(Stored data entries)
____________

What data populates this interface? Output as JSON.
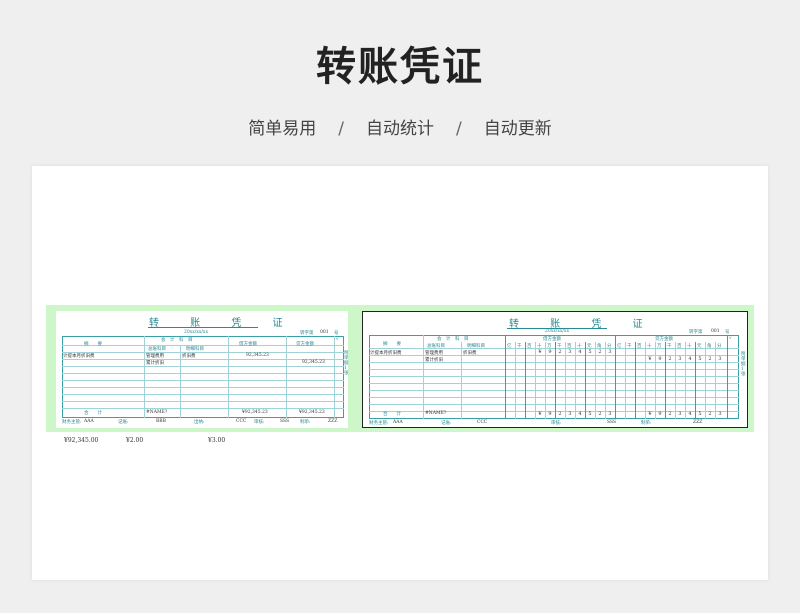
{
  "header": {
    "title": "转账凭证",
    "features": [
      "简单易用",
      "自动统计",
      "自动更新"
    ],
    "separator": "/"
  },
  "voucher": {
    "title": "转 账 凭 证",
    "date": "20xx/xx/xx",
    "number_label": "转字第",
    "number": "001",
    "number_unit": "号",
    "col_summary": "摘　　要",
    "col_account": "会　计　科　目",
    "col_general_account": "总账科目",
    "col_detail_account": "明细科目",
    "col_debit": "借方金额",
    "col_credit": "贷方金额",
    "col_check": "√",
    "col_attach": "附单据1张",
    "digit_headers": [
      "亿",
      "千",
      "百",
      "十",
      "万",
      "千",
      "百",
      "十",
      "元",
      "角",
      "分"
    ],
    "row": {
      "summary": "计提本月折旧费",
      "general_1": "管理费用",
      "detail_1": "折旧费",
      "general_2": "累计折旧",
      "debit": "92,345.23",
      "credit": "92,345.23"
    },
    "debit_digits": [
      "¥",
      "9",
      "2",
      "3",
      "4",
      "5",
      "2",
      "3"
    ],
    "credit_digits": [
      "¥",
      "9",
      "2",
      "3",
      "4",
      "5",
      "2",
      "3"
    ],
    "total_label": "合　　计",
    "total_words": "#NAME?",
    "total_debit": "¥92,345.23",
    "total_credit": "¥92,345.23",
    "sign": {
      "supervisor_label": "财务主管:",
      "supervisor": "AAA",
      "bookkeeper_label": "记账:",
      "bookkeeper": "BBB",
      "cashier_label": "出纳:",
      "cashier": "CCC",
      "auditor_label": "审核:",
      "auditor": "SSS",
      "maker_label": "制单:",
      "maker": "ZZZ"
    }
  },
  "below": {
    "amount": "¥92,345.00",
    "value_2": "¥2.00",
    "value_3": "¥3.00"
  }
}
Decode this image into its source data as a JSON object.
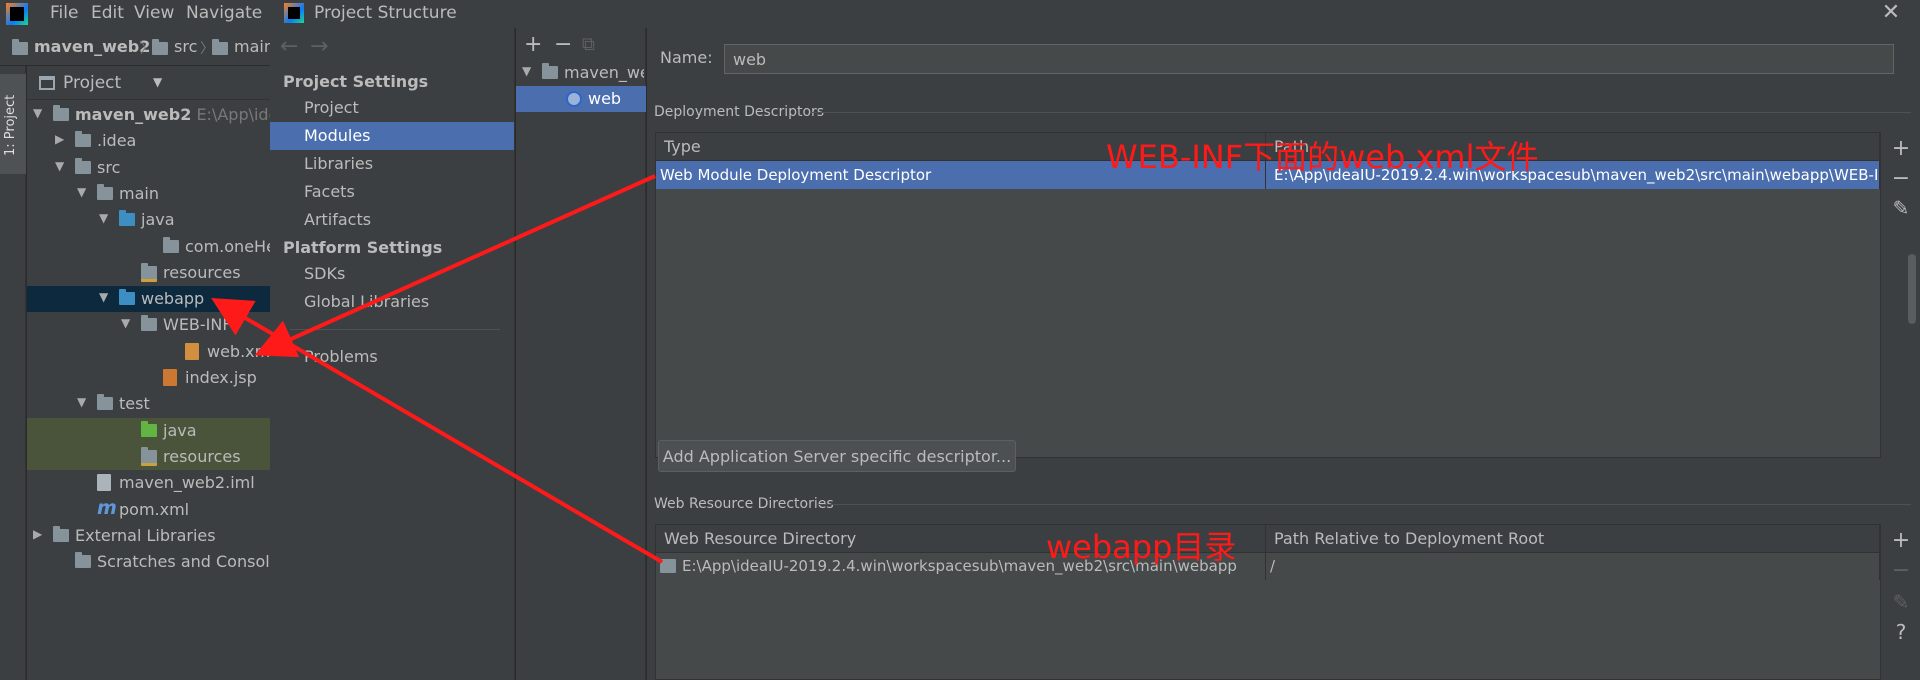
{
  "ide": {
    "menu": [
      "File",
      "Edit",
      "View",
      "Navigate"
    ],
    "breadcrumb": [
      "maven_web2",
      "src",
      "main"
    ],
    "project_tab": "1: Project",
    "project_view": "Project",
    "tree": [
      {
        "label": "maven_web2",
        "hint": "E:\\App\\idea",
        "indent": 0,
        "arrow": "down",
        "icon": "module-folder",
        "bold": true
      },
      {
        "label": ".idea",
        "indent": 1,
        "arrow": "right",
        "icon": "folder"
      },
      {
        "label": "src",
        "indent": 1,
        "arrow": "down",
        "icon": "folder"
      },
      {
        "label": "main",
        "indent": 2,
        "arrow": "down",
        "icon": "folder"
      },
      {
        "label": "java",
        "indent": 3,
        "arrow": "down",
        "icon": "source-folder"
      },
      {
        "label": "com.oneHeart",
        "indent": 5,
        "arrow": "",
        "icon": "package"
      },
      {
        "label": "resources",
        "indent": 4,
        "arrow": "",
        "icon": "resources-folder"
      },
      {
        "label": "webapp",
        "indent": 3,
        "arrow": "down",
        "icon": "web-folder",
        "selected": true
      },
      {
        "label": "WEB-INF",
        "indent": 4,
        "arrow": "down",
        "icon": "folder"
      },
      {
        "label": "web.xml",
        "indent": 6,
        "arrow": "",
        "icon": "xml-file"
      },
      {
        "label": "index.jsp",
        "indent": 5,
        "arrow": "",
        "icon": "jsp-file"
      },
      {
        "label": "test",
        "indent": 2,
        "arrow": "down",
        "icon": "folder"
      },
      {
        "label": "java",
        "indent": 4,
        "arrow": "",
        "icon": "test-folder",
        "test": true
      },
      {
        "label": "resources",
        "indent": 4,
        "arrow": "",
        "icon": "test-resources-folder",
        "test": true
      },
      {
        "label": "maven_web2.iml",
        "indent": 2,
        "arrow": "",
        "icon": "iml-file"
      },
      {
        "label": "pom.xml",
        "indent": 2,
        "arrow": "",
        "icon": "maven-file"
      },
      {
        "label": "External Libraries",
        "indent": 0,
        "arrow": "right",
        "icon": "library"
      },
      {
        "label": "Scratches and Consoles",
        "indent": 1,
        "arrow": "",
        "icon": "scratches"
      }
    ]
  },
  "dialog": {
    "title": "Project Structure",
    "close": "✕",
    "nav": {
      "back": "←",
      "forward": "→"
    },
    "sidebar": {
      "project_settings_header": "Project Settings",
      "project_settings": [
        "Project",
        "Modules",
        "Libraries",
        "Facets",
        "Artifacts"
      ],
      "platform_settings_header": "Platform Settings",
      "platform_settings": [
        "SDKs",
        "Global Libraries"
      ],
      "problems": "Problems",
      "selected": "Modules"
    },
    "modules": {
      "tools": {
        "add": "+",
        "remove": "−",
        "copy": "⧉"
      },
      "items": [
        {
          "label": "maven_web",
          "icon": "module-folder-icon"
        },
        {
          "label": "web",
          "icon": "web-facet-icon",
          "selected": true
        }
      ]
    },
    "detail": {
      "name_label": "Name:",
      "name_value": "web",
      "descriptors": {
        "title": "Deployment Descriptors",
        "columns": [
          "Type",
          "Path"
        ],
        "rows": [
          {
            "type": "Web Module Deployment Descriptor",
            "path": "E:\\App\\ideaIU-2019.2.4.win\\workspacesub\\maven_web2\\src\\main\\webapp\\WEB-IN"
          }
        ],
        "tools": {
          "add": "+",
          "remove": "−",
          "edit": "✎"
        }
      },
      "add_server_button": "Add Application Server specific descriptor...",
      "resources": {
        "title": "Web Resource Directories",
        "columns": [
          "Web Resource Directory",
          "Path Relative to Deployment Root"
        ],
        "rows": [
          {
            "directory": "E:\\App\\ideaIU-2019.2.4.win\\workspacesub\\maven_web2\\src\\main\\webapp",
            "relative": "/"
          }
        ],
        "tools": {
          "add": "+",
          "remove": "−",
          "edit": "✎",
          "help": "?"
        }
      }
    }
  },
  "annotations": {
    "webinf_note": "WEB-INF下面的web.xml文件",
    "webapp_note": "webapp目录",
    "color": "#ff1a1a"
  }
}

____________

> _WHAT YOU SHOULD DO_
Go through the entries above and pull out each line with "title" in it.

> _RESPONSE AREA_
    "title": "转账凭证",
    "title": "转 账 凭 证",
    "title": "Project Structure",
        "title": "Deployment Descriptors",
        "title": "Web Resource Directories",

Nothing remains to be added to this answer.